    Thank you for participating Klinger!

    For more information about Klinger and his music; check out these links:
    Facebook / Instagram / Spotify

  • Spotted!

    Spotted: Kepa Lehtinen – 16mm

    Today I’m introducing you to the latest track by Finnish composer Kepa Lehtinen, from Helsinki. You can read the full interview with Kepa here!

    This track is a bit special with double bass, piano and theremin. A bit strange composition with instruments which I’m not used to hearing!

    The song 16mm is released as a single but will also be featured on the upcoming album It is OK to be sad and dark, which will be released in the spring of 2020.

    Tell us something about your track 16mm!
    I have chased this sound for a long time” “retro but ultra hi-fi, the dark sound of the past modernized. The sonic equivalent of the way 16mm movies look.”

    Thank you Kepa for sending me this track!

    For more information and updates, check out these following links:
    Facebook / Twitter / Instagram / Spotify

  • Spotted!

    Spotted: Pierre Oberkampf – Ostinato IX – piano solo

    Today I’m introducing you to French composer and multi-instrumentalist Pierre Oberkampf, living in Paris. His main instrument is the piano, which he studies from the age of 6.

    I have always had a lot of trouble reading music. I learned all the scores by heart, with the help of my mother and my two grandmothers.
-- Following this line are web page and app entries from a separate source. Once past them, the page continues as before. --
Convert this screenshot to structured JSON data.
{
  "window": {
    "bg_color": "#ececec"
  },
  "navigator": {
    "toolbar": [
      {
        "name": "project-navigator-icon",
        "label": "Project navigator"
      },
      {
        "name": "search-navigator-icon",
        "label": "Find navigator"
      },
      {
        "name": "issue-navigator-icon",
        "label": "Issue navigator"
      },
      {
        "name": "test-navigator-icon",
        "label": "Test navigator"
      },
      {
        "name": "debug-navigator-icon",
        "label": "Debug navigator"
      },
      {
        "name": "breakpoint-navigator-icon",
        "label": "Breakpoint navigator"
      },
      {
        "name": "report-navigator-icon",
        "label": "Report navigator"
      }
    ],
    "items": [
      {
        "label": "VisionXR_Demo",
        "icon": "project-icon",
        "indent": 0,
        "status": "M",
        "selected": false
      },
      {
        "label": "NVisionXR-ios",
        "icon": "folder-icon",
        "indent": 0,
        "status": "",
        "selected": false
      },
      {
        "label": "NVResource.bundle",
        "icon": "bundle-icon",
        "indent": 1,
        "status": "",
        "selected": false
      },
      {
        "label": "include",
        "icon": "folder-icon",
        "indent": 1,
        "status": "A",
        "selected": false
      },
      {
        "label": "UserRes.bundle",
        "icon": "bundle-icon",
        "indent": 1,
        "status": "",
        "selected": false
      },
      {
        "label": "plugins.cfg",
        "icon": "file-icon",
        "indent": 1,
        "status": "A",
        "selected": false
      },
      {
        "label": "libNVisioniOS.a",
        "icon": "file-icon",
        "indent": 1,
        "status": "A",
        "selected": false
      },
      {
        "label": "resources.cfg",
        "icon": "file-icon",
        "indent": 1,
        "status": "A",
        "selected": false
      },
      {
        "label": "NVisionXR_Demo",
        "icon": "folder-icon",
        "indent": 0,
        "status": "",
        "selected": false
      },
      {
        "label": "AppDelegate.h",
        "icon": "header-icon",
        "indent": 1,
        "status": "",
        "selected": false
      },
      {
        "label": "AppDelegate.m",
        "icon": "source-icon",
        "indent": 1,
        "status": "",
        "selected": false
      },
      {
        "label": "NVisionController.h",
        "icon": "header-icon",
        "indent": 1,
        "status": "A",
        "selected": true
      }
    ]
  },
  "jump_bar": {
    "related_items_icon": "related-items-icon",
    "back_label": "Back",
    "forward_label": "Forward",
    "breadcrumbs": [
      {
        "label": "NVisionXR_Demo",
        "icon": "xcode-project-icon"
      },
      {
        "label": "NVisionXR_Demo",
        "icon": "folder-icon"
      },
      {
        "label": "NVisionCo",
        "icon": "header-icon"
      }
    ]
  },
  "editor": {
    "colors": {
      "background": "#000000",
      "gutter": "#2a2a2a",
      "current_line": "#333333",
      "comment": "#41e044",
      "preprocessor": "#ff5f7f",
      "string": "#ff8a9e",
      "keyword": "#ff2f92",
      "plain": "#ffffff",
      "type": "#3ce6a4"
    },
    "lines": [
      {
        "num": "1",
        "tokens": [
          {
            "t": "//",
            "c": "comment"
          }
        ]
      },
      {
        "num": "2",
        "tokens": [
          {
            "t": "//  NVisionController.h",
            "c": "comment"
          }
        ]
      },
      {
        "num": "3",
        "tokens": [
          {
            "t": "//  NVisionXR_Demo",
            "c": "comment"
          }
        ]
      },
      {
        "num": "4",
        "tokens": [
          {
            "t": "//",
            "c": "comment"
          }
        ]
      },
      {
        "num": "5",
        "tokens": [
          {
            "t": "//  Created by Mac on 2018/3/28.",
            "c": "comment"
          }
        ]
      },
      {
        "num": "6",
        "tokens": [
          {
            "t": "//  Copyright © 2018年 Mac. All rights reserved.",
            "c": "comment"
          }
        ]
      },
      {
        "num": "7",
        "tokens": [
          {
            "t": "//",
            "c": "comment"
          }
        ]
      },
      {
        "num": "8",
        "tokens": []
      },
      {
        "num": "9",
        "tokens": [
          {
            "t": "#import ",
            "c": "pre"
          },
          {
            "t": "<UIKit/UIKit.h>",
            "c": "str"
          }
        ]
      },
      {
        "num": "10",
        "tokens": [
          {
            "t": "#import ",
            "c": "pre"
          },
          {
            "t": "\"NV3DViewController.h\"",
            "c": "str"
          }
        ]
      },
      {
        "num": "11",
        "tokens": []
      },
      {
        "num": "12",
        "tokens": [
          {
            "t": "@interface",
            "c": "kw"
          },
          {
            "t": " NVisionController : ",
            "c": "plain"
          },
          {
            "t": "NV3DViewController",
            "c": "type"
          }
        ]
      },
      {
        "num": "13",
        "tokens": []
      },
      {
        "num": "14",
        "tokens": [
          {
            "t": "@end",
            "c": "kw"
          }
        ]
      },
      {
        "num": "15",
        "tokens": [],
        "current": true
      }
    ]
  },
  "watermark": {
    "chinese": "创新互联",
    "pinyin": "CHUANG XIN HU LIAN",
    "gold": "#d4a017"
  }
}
My difficulty in reading music paradoxically encouraged me to compose music from childhood.

    The track Ostinato IX – piano solo is the last track of the album OSTINATI, released December 6th 2019.

    Tell us something about your track Ostinato IX – piano solo!
    Ostinato IX – piano solo is the last track of my album “Ostinati”. After 10 compositions which brought together many instruments (winds, strings, percussions…), I wanted to finish the album with something very simple and minimalist. In fact, I first recorded the orchestral version of Ostinato IX (which is also on the album), then I realized that by keeping only the piano track, my composition had a different, deeper color. In conclusion, I would say that sometimes, less is more !

    Thank you so much for sending me this Pierre!

    For more information, check out these following links:
    Instagram / Website / Spotify